thesisposted on 04.01.2019 by Yao Liu
In order to distinguish essays and pre-prints from academic theses, we have a separate category. These are often much longer text based documents than a paper.
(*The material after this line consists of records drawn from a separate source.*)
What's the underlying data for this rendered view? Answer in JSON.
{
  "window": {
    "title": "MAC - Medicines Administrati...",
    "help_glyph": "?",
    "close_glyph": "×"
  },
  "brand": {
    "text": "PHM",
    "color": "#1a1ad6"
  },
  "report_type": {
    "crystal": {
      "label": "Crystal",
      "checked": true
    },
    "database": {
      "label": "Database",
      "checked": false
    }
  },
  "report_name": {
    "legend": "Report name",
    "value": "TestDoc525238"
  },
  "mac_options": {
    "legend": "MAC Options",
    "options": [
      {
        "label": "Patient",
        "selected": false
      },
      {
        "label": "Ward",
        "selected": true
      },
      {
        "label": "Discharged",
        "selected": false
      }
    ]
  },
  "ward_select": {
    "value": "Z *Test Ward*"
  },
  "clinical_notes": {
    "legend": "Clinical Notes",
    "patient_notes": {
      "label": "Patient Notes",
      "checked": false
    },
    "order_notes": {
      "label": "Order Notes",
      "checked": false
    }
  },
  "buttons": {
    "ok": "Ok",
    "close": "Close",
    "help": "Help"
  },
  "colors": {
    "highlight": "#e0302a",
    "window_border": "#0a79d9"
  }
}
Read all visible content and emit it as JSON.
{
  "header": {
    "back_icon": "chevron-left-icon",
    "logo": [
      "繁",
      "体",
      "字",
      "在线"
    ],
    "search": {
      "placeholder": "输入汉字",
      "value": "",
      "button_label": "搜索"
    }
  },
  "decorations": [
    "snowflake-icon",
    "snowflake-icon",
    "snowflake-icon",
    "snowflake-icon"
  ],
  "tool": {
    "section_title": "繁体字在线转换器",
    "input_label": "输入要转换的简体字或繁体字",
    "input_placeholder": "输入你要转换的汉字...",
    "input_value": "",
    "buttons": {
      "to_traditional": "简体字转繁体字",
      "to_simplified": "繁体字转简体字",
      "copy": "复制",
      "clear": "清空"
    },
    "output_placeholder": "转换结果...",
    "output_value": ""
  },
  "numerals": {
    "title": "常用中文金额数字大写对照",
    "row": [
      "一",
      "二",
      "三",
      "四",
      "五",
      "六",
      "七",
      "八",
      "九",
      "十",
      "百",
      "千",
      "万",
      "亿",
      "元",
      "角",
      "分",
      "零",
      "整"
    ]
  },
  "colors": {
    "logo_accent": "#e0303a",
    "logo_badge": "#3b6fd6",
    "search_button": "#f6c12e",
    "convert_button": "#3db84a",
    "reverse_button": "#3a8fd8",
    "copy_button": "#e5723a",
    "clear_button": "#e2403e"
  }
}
Legionella pneumophila, the etiological agent of Legionnaires’ disease, replicates intracellularly in protozoan and human hosts. Successful colonization and replication of this pathogen in host cells requires the Dot/Icm type IVB secretion system, which translocates over 330 effector proteins into the host cell to modulate various cellular processes. In this study, we identified RavK (Lpg0969) as a Dot/Icm substrate that targets the host cytoskeleton and reduces actin filament abundance in mammalian cells upon ectopic expression. RavK harbors an H95EXXH99 (x, any amino acid) motif associated with diverse metalloproteases, which is essential for the inhibition of yeast growth and for the induction of cell rounding in HEK293T cells. We demonstrate that the actin is the cellular target of RavK and that this effector cleaves actin at a site between residues Thr351 and Phe352. Importantly, RavK-mediated actin cleavage occurs during L. pneumophila infection. Cleavage by RavK abolishes the ability of actin to form polymers. Furthermore, an F352A mutation renders actin resistant to RavK-mediated cleavage; expression of the mutant in mammalian cells suppresses the cell rounding phenotype caused by RavK, further establishing that actin is the physiological substrate of RavK. Thus, L. pneumophila exploits components of the host cytoskeleton by multiple effectors with distinct mechanisms, highlighting the importance of modulating cellular processes governed by the actin cytoskeleton in the intracellular life cycle of this pathogen.